TRY IT:
Return the entries below in full. Keep every word as it is.
-.-.-
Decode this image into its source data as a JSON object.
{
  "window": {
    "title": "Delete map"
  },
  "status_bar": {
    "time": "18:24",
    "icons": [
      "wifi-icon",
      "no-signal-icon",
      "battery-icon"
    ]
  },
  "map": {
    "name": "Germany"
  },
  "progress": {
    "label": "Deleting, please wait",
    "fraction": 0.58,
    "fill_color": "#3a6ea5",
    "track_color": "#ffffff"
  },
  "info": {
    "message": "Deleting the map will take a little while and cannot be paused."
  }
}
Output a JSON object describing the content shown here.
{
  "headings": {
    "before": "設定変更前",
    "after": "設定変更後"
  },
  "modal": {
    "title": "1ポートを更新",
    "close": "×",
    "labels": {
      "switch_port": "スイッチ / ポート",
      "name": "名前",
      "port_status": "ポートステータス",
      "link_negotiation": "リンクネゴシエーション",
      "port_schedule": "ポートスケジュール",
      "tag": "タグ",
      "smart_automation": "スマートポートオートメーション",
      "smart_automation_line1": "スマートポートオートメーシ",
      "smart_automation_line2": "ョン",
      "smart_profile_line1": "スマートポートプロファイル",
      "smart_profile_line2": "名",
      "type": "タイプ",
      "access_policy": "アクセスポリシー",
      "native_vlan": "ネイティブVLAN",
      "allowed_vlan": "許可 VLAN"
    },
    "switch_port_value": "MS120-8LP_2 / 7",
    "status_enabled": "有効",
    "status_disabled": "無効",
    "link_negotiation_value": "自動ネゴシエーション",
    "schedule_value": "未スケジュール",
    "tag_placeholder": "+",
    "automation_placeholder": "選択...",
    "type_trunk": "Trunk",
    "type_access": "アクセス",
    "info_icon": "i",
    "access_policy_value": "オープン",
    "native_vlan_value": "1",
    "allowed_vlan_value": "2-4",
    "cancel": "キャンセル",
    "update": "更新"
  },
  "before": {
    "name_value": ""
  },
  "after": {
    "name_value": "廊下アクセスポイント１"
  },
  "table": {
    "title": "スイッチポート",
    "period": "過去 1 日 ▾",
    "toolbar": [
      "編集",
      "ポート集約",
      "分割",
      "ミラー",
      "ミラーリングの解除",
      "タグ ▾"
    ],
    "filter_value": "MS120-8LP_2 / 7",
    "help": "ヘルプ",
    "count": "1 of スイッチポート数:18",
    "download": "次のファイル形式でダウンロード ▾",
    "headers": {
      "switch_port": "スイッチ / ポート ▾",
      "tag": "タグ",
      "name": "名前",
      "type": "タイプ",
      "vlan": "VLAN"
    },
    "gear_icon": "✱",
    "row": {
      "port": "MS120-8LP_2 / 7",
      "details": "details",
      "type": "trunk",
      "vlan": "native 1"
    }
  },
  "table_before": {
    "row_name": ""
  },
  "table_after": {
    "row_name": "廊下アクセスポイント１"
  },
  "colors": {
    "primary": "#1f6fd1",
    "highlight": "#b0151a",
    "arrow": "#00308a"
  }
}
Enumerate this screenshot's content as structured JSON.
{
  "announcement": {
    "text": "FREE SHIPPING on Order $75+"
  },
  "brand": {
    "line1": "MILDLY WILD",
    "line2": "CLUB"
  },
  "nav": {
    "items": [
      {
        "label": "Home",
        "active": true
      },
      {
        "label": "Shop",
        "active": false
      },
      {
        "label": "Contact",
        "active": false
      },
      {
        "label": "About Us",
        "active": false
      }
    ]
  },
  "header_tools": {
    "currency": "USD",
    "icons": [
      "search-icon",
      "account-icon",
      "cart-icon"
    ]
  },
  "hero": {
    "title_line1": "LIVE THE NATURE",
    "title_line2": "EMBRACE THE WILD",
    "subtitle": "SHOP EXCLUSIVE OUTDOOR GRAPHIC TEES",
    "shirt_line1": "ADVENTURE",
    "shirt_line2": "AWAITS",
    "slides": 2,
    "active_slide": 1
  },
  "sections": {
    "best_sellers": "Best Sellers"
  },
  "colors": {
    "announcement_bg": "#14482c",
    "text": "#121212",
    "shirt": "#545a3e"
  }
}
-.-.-
WRITTEN SOLUTION:
Decode this image into its source data as a JSON object.
{
  "window": {
    "title": "Delete map"
  },
  "status_bar": {
    "time": "18:24",
    "icons": [
      "wifi-icon",
      "no-signal-icon",
      "battery-icon"
    ]
  },
  "map": {
    "name": "Germany"
  },
  "progress": {
    "label": "Deleting, please wait",
    "fraction": 0.58,
    "fill_color": "#3a6ea5",
    "track_color": "#ffffff"
  },
  "info": {
    "message": "Deleting the map will take a little while and cannot be paused."
  }
}
Output a JSON object describing the content shown here.
{
  "headings": {
    "before": "設定変更前",
    "after": "設定変更後"
  },
  "modal": {
    "title": "1ポートを更新",
    "close": "×",
    "labels": {
      "switch_port": "スイッチ / ポート",
      "name": "名前",
      "port_status": "ポートステータス",
      "link_negotiation": "リンクネゴシエーション",
      "port_schedule": "ポートスケジュール",
      "tag": "タグ",
      "smart_automation": "スマートポートオートメーション",
      "smart_automation_line1": "スマートポートオートメーシ",
      "smart_automation_line2": "ョン",
      "smart_profile_line1": "スマートポートプロファイル",
      "smart_profile_line2": "名",
      "type": "タイプ",
      "access_policy": "アクセスポリシー",
      "native_vlan": "ネイティブVLAN",
      "allowed_vlan": "許可 VLAN"
    },
    "switch_port_value": "MS120-8LP_2 / 7",
    "status_enabled": "有効",
    "status_disabled": "無効",
    "link_negotiation_value": "自動ネゴシエーション",
    "schedule_value": "未スケジュール",
    "tag_placeholder": "+",
    "automation_placeholder": "選択...",
    "type_trunk": "Trunk",
    "type_access": "アクセス",
    "info_icon": "i",
    "access_policy_value": "オープン",
    "native_vlan_value": "1",
    "allowed_vlan_value": "2-4",
    "cancel": "キャンセル",
    "update": "更新"
  },
  "before": {
    "name_value": ""
  },
  "after": {
    "name_value": "廊下アクセスポイント１"
  },
  "table": {
    "title": "スイッチポート",
    "period": "過去 1 日 ▾",
    "toolbar": [
      "編集",
      "ポート集約",
      "分割",
      "ミラー",
      "ミラーリングの解除",
      "タグ ▾"
    ],
    "filter_value": "MS120-8LP_2 / 7",
    "help": "ヘルプ",
    "count": "1 of スイッチポート数:18",
    "download": "次のファイル形式でダウンロード ▾",
    "headers": {
      "switch_port": "スイッチ / ポート ▾",
      "tag": "タグ",
      "name": "名前",
      "type": "タイプ",
      "vlan": "VLAN"
    },
    "gear_icon": "✱",
    "row": {
      "port": "MS120-8LP_2 / 7",
      "details": "details",
      "type": "trunk",
      "vlan": "native 1"
    }
  },
  "table_before": {
    "row_name": ""
  },
  "table_after": {
    "row_name": "廊下アクセスポイント１"
  },
  "colors": {
    "primary": "#1f6fd1",
    "highlight": "#b0151a",
    "arrow": "#00308a"
  }
}
Enumerate this screenshot's content as structured JSON.
{
  "announcement": {
    "text": "FREE SHIPPING on Order $75+"
  },
  "brand": {
    "line1": "MILDLY WILD",
    "line2": "CLUB"
  },
  "nav": {
    "items": [
      {
        "label": "Home",
        "active": true
      },
      {
        "label": "Shop",
        "active": false
      },
      {
        "label": "Contact",
        "active": false
      },
      {
        "label": "About Us",
        "active": false
      }
    ]
  },
  "header_tools": {
    "currency": "USD",
    "icons": [
      "search-icon",
      "account-icon",
      "cart-icon"
    ]
  },
  "hero": {
    "title_line1": "LIVE THE NATURE",
    "title_line2": "EMBRACE THE WILD",
    "subtitle": "SHOP EXCLUSIVE OUTDOOR GRAPHIC TEES",
    "shirt_line1": "ADVENTURE",
    "shirt_line2": "AWAITS",
    "slides": 2,
    "active_slide": 1
  },
  "sections": {
    "best_sellers": "Best Sellers"
  },
  "colors": {
    "announcement_bg": "#14482c",
    "text": "#121212",
    "shirt": "#545a3e"
  }
}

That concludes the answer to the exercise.